***** Data for this exercise *****

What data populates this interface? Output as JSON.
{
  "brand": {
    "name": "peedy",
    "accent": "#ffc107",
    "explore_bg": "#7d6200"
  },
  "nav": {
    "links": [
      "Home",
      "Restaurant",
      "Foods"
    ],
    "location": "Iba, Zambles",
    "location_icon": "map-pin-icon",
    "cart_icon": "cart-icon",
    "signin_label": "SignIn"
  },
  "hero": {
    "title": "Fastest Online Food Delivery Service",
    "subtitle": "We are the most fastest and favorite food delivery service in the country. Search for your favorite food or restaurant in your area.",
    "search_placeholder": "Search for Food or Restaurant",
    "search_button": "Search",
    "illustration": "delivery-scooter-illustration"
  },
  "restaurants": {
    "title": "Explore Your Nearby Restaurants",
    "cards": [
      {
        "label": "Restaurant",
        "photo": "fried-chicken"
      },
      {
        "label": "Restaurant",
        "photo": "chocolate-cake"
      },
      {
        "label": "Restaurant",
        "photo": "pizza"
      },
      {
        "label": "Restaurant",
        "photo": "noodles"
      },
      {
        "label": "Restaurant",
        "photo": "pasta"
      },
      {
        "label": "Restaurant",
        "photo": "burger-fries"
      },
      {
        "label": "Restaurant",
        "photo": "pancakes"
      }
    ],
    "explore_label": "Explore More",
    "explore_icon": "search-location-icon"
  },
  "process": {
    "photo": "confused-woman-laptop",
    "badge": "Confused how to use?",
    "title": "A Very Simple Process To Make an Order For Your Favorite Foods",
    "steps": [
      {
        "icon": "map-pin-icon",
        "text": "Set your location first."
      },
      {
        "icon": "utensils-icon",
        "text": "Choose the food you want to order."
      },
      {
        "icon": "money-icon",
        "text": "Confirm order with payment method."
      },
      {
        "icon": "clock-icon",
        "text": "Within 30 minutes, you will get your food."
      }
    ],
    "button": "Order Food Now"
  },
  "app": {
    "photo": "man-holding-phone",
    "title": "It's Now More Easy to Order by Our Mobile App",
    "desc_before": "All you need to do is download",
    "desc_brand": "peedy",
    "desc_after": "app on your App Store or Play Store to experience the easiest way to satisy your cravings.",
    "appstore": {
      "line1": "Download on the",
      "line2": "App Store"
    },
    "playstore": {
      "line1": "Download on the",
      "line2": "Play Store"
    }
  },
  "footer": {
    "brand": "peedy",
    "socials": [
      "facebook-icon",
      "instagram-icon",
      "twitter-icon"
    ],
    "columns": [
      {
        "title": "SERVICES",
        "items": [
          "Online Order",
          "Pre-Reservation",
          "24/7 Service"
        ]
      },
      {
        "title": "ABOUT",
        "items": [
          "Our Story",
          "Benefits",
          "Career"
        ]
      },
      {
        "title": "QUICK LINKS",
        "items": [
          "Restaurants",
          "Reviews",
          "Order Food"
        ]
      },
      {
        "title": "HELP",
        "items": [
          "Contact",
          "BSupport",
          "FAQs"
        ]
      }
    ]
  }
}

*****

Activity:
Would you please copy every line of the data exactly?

Result of the exercise:
What data populates this interface? Output as JSON.
{
  "brand": {
    "name": "peedy",
    "accent": "#ffc107",
    "explore_bg": "#7d6200"
  },
  "nav": {
    "links": [
      "Home",
      "Restaurant",
      "Foods"
    ],
    "location": "Iba, Zambles",
    "location_icon": "map-pin-icon",
    "cart_icon": "cart-icon",
    "signin_label": "SignIn"
  },
  "hero": {
    "title": "Fastest Online Food Delivery Service",
    "subtitle": "We are the most fastest and favorite food delivery service in the country. Search for your favorite food or restaurant in your area.",
    "search_placeholder": "Search for Food or Restaurant",
    "search_button": "Search",
    "illustration": "delivery-scooter-illustration"
  },
  "restaurants": {
    "title": "Explore Your Nearby Restaurants",
    "cards": [
      {
        "label": "Restaurant",
        "photo": "fried-chicken"
      },
      {
        "label": "Restaurant",
        "photo": "chocolate-cake"
      },
      {
        "label": "Restaurant",
        "photo": "pizza"
      },
      {
        "label": "Restaurant",
        "photo": "noodles"
      },
      {
        "label": "Restaurant",
        "photo": "pasta"
      },
      {
        "label": "Restaurant",
        "photo": "burger-fries"
      },
      {
        "label": "Restaurant",
        "photo": "pancakes"
      }
    ],
    "explore_label": "Explore More",
    "explore_icon": "search-location-icon"
  },
  "process": {
    "photo": "confused-woman-laptop",
    "badge": "Confused how to use?",
    "title": "A Very Simple Process To Make an Order For Your Favorite Foods",
    "steps": [
      {
        "icon": "map-pin-icon",
        "text": "Set your location first."
      },
      {
        "icon": "utensils-icon",
        "text": "Choose the food you want to order."
      },
      {
        "icon": "money-icon",
        "text": "Confirm order with payment method."
      },
      {
        "icon": "clock-icon",
        "text": "Within 30 minutes, you will get your food."
      }
    ],
    "button": "Order Food Now"
  },
  "app": {
    "photo": "man-holding-phone",
    "title": "It's Now More Easy to Order by Our Mobile App",
    "desc_before": "All you need to do is download",
    "desc_brand": "peedy",
    "desc_after": "app on your App Store or Play Store to experience the easiest way to satisy your cravings.",
    "appstore": {
      "line1": "Download on the",
      "line2": "App Store"
    },
    "playstore": {
      "line1": "Download on the",
      "line2": "Play Store"
    }
  },
  "footer": {
    "brand": "peedy",
    "socials": [
      "facebook-icon",
      "instagram-icon",
      "twitter-icon"
    ],
    "columns": [
      {
        "title": "SERVICES",
        "items": [
          "Online Order",
          "Pre-Reservation",
          "24/7 Service"
        ]
      },
      {
        "title": "ABOUT",
        "items": [
          "Our Story",
          "Benefits",
          "Career"
        ]
      },
      {
        "title": "QUICK LINKS",
        "items": [
          "Restaurants",
          "Reviews",
          "Order Food"
        ]
      },
      {
        "title": "HELP",
        "items": [
          "Contact",
          "BSupport",
          "FAQs"
        ]
      }
    ]
  }
}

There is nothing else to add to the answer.